Component data from apps and pages:
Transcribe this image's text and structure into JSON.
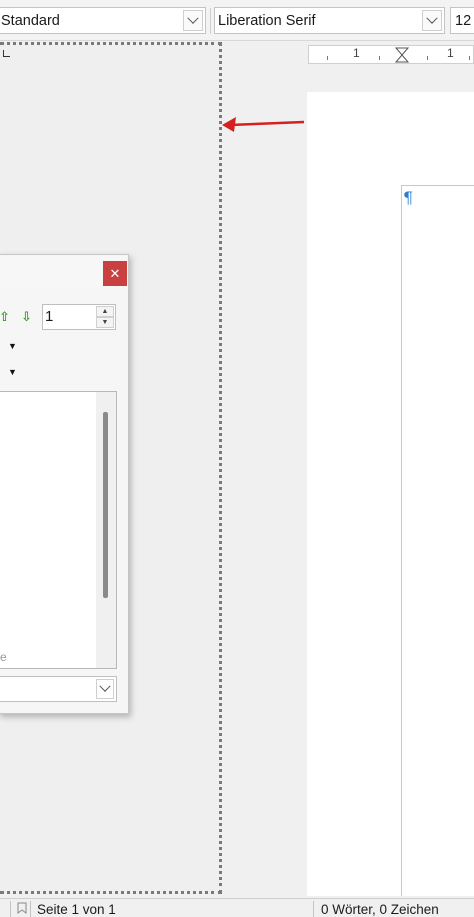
{
  "toolbar": {
    "paragraph_style": "Standard",
    "font_name": "Liberation Serif",
    "font_size": "12"
  },
  "ruler": {
    "labels": [
      "1",
      "1"
    ]
  },
  "document": {
    "formatting_mark": "¶"
  },
  "navigator_dialog": {
    "close_symbol": "✕",
    "up_symbol": "⇧",
    "down_symbol": "⇩",
    "page_number": "1",
    "spin_up": "▲",
    "spin_down": "▼",
    "dropdown_symbol": "▼",
    "list_fragment": "e"
  },
  "statusbar": {
    "page_info": "Seite 1 von 1",
    "word_count": "0 Wörter, 0 Zeichen"
  },
  "colors": {
    "close_button": "#c94040",
    "arrow": "#d42020",
    "pilcrow": "#2a7fd0",
    "navigate_arrows": "#3a9c2a"
  }
}
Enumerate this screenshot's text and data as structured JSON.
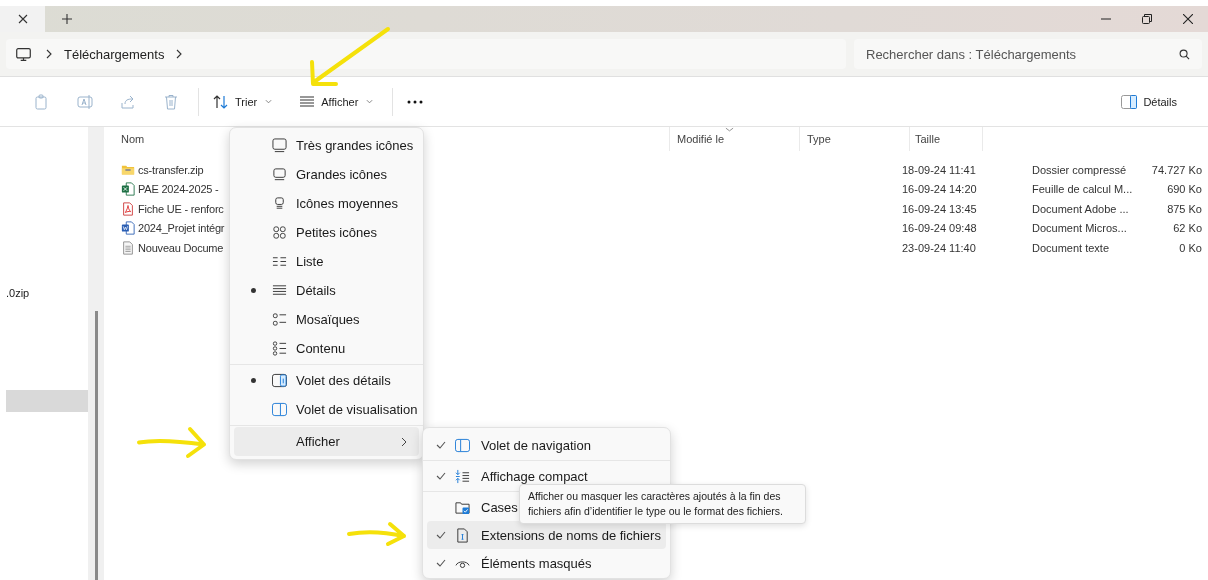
{
  "address_bar": {
    "path": [
      "Téléchargements"
    ]
  },
  "search": {
    "placeholder": "Rechercher dans : Téléchargements"
  },
  "toolbar": {
    "actions": [
      {
        "kind": "copy",
        "disabled": true
      },
      {
        "kind": "rename",
        "disabled": true
      },
      {
        "kind": "share",
        "disabled": true
      },
      {
        "kind": "delete",
        "disabled": true
      },
      {
        "kind": "sort",
        "label": "Trier"
      },
      {
        "kind": "view",
        "label": "Afficher"
      },
      {
        "kind": "more"
      }
    ],
    "details_button": "Détails"
  },
  "navigation": {
    "items": [
      {
        "label": ".0zip",
        "selected": false
      },
      {
        "selected": true
      }
    ]
  },
  "file_list": {
    "columns": [
      {
        "label": "Nom",
        "sorted": false
      },
      {
        "label": "Modifié le",
        "sorted": true
      },
      {
        "label": "Type",
        "sorted": false
      },
      {
        "label": "Taille",
        "sorted": false
      }
    ],
    "rows": [
      {
        "kind": "zip",
        "name": "cs-transfer.zip",
        "modified": "18-09-24 11:41",
        "type": "Dossier compressé",
        "size": "74.727 Ko"
      },
      {
        "kind": "excel",
        "name": "PAE 2024-2025  -",
        "modified": "16-09-24 14:20",
        "type": "Feuille de calcul M...",
        "size": "690 Ko"
      },
      {
        "kind": "pdf",
        "name": "Fiche UE - renforc",
        "modified": "16-09-24 13:45",
        "type": "Document Adobe ...",
        "size": "875 Ko"
      },
      {
        "kind": "word",
        "name": "2024_Projet intégr",
        "modified": "16-09-24 09:48",
        "type": "Document Micros...",
        "size": "62 Ko"
      },
      {
        "kind": "text",
        "name": "Nouveau Docume",
        "modified": "23-09-24 11:40",
        "type": "Document texte",
        "size": "0 Ko"
      }
    ]
  },
  "view_menu": {
    "items": [
      {
        "kind": "item",
        "label": "Très grandes icônes",
        "selected": false
      },
      {
        "kind": "item",
        "label": "Grandes icônes",
        "selected": false
      },
      {
        "kind": "item",
        "label": "Icônes moyennes",
        "selected": false
      },
      {
        "kind": "item",
        "label": "Petites icônes",
        "selected": false
      },
      {
        "kind": "item",
        "label": "Liste",
        "selected": false
      },
      {
        "kind": "item",
        "label": "Détails",
        "selected": true
      },
      {
        "kind": "item",
        "label": "Mosaïques",
        "selected": false
      },
      {
        "kind": "item",
        "label": "Contenu",
        "selected": false
      },
      {
        "kind": "separator"
      },
      {
        "kind": "item",
        "label": "Volet des détails",
        "selected": true
      },
      {
        "kind": "item",
        "label": "Volet de visualisation",
        "selected": false
      },
      {
        "kind": "separator"
      },
      {
        "kind": "submenu",
        "label": "Afficher",
        "highlighted": true
      }
    ]
  },
  "show_submenu": {
    "items": [
      {
        "kind": "item",
        "label": "Volet de navigation",
        "checked": true,
        "highlighted": false
      },
      {
        "kind": "separator"
      },
      {
        "kind": "item",
        "label": "Affichage compact",
        "checked": true,
        "highlighted": false
      },
      {
        "kind": "separator"
      },
      {
        "kind": "item",
        "label": "Cases",
        "checked": false,
        "highlighted": false
      },
      {
        "kind": "item",
        "label": "Extensions de noms de fichiers",
        "checked": true,
        "highlighted": true
      },
      {
        "kind": "item",
        "label": "Éléments masqués",
        "checked": true,
        "highlighted": false
      }
    ]
  },
  "tooltip": {
    "text": "Afficher ou masquer les caractères ajoutés à la fin des\nfichiers afin d’identifier le type ou le format des fichiers."
  },
  "annotations": [
    {
      "kind": "arrow"
    },
    {
      "kind": "arrow"
    },
    {
      "kind": "arrow"
    }
  ]
}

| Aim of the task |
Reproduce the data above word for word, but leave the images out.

| Result of the exercise |
Transcribe this image's text and structure into JSON.
{
  "toolbar": {
    "paragraph_style": "Standard",
    "font_name": "Liberation Serif",
    "font_size": "12"
  },
  "ruler": {
    "labels": [
      "1",
      "1"
    ]
  },
  "document": {
    "formatting_mark": "¶"
  },
  "navigator_dialog": {
    "close_symbol": "✕",
    "up_symbol": "⇧",
    "down_symbol": "⇩",
    "page_number": "1",
    "spin_up": "▲",
    "spin_down": "▼",
    "dropdown_symbol": "▼",
    "list_fragment": "e"
  },
  "statusbar": {
    "page_info": "Seite 1 von 1",
    "word_count": "0 Wörter, 0 Zeichen"
  },
  "colors": {
    "close_button": "#c94040",
    "arrow": "#d42020",
    "pilcrow": "#2a7fd0",
    "navigate_arrows": "#3a9c2a"
  }
}
Enumerate this screenshot's text and data as structured JSON.
{
  "address_bar": {
    "path": [
      "Téléchargements"
    ]
  },
  "search": {
    "placeholder": "Rechercher dans : Téléchargements"
  },
  "toolbar": {
    "actions": [
      {
        "kind": "copy",
        "disabled": true
      },
      {
        "kind": "rename",
        "disabled": true
      },
      {
        "kind": "share",
        "disabled": true
      },
      {
        "kind": "delete",
        "disabled": true
      },
      {
        "kind": "sort",
        "label": "Trier"
      },
      {
        "kind": "view",
        "label": "Afficher"
      },
      {
        "kind": "more"
      }
    ],
    "details_button": "Détails"
  },
  "navigation": {
    "items": [
      {
        "label": ".0zip",
        "selected": false
      },
      {
        "selected": true
      }
    ]
  },
  "file_list": {
    "columns": [
      {
        "label": "Nom",
        "sorted": false
      },
      {
        "label": "Modifié le",
        "sorted": true
      },
      {
        "label": "Type",
        "sorted": false
      },
      {
        "label": "Taille",
        "sorted": false
      }
    ],
    "rows": [
      {
        "kind": "zip",
        "name": "cs-transfer.zip",
        "modified": "18-09-24 11:41",
        "type": "Dossier compressé",
        "size": "74.727 Ko"
      },
      {
        "kind": "excel",
        "name": "PAE 2024-2025  -",
        "modified": "16-09-24 14:20",
        "type": "Feuille de calcul M...",
        "size": "690 Ko"
      },
      {
        "kind": "pdf",
        "name": "Fiche UE - renforc",
        "modified": "16-09-24 13:45",
        "type": "Document Adobe ...",
        "size": "875 Ko"
      },
      {
        "kind": "word",
        "name": "2024_Projet intégr",
        "modified": "16-09-24 09:48",
        "type": "Document Micros...",
        "size": "62 Ko"
      },
      {
        "kind": "text",
        "name": "Nouveau Docume",
        "modified": "23-09-24 11:40",
        "type": "Document texte",
        "size": "0 Ko"
      }
    ]
  },
  "view_menu": {
    "items": [
      {
        "kind": "item",
        "label": "Très grandes icônes",
        "selected": false
      },
      {
        "kind": "item",
        "label": "Grandes icônes",
        "selected": false
      },
      {
        "kind": "item",
        "label": "Icônes moyennes",
        "selected": false
      },
      {
        "kind": "item",
        "label": "Petites icônes",
        "selected": false
      },
      {
        "kind": "item",
        "label": "Liste",
        "selected": false
      },
      {
        "kind": "item",
        "label": "Détails",
        "selected": true
      },
      {
        "kind": "item",
        "label": "Mosaïques",
        "selected": false
      },
      {
        "kind": "item",
        "label": "Contenu",
        "selected": false
      },
      {
        "kind": "separator"
      },
      {
        "kind": "item",
        "label": "Volet des détails",
        "selected": true
      },
      {
        "kind": "item",
        "label": "Volet de visualisation",
        "selected": false
      },
      {
        "kind": "separator"
      },
      {
        "kind": "submenu",
        "label": "Afficher",
        "highlighted": true
      }
    ]
  },
  "show_submenu": {
    "items": [
      {
        "kind": "item",
        "label": "Volet de navigation",
        "checked": true,
        "highlighted": false
      },
      {
        "kind": "separator"
      },
      {
        "kind": "item",
        "label": "Affichage compact",
        "checked": true,
        "highlighted": false
      },
      {
        "kind": "separator"
      },
      {
        "kind": "item",
        "label": "Cases",
        "checked": false,
        "highlighted": false
      },
      {
        "kind": "item",
        "label": "Extensions de noms de fichiers",
        "checked": true,
        "highlighted": true
      },
      {
        "kind": "item",
        "label": "Éléments masqués",
        "checked": true,
        "highlighted": false
      }
    ]
  },
  "tooltip": {
    "text": "Afficher ou masquer les caractères ajoutés à la fin des\nfichiers afin d’identifier le type ou le format des fichiers."
  },
  "annotations": [
    {
      "kind": "arrow"
    },
    {
      "kind": "arrow"
    },
    {
      "kind": "arrow"
    }
  ]
}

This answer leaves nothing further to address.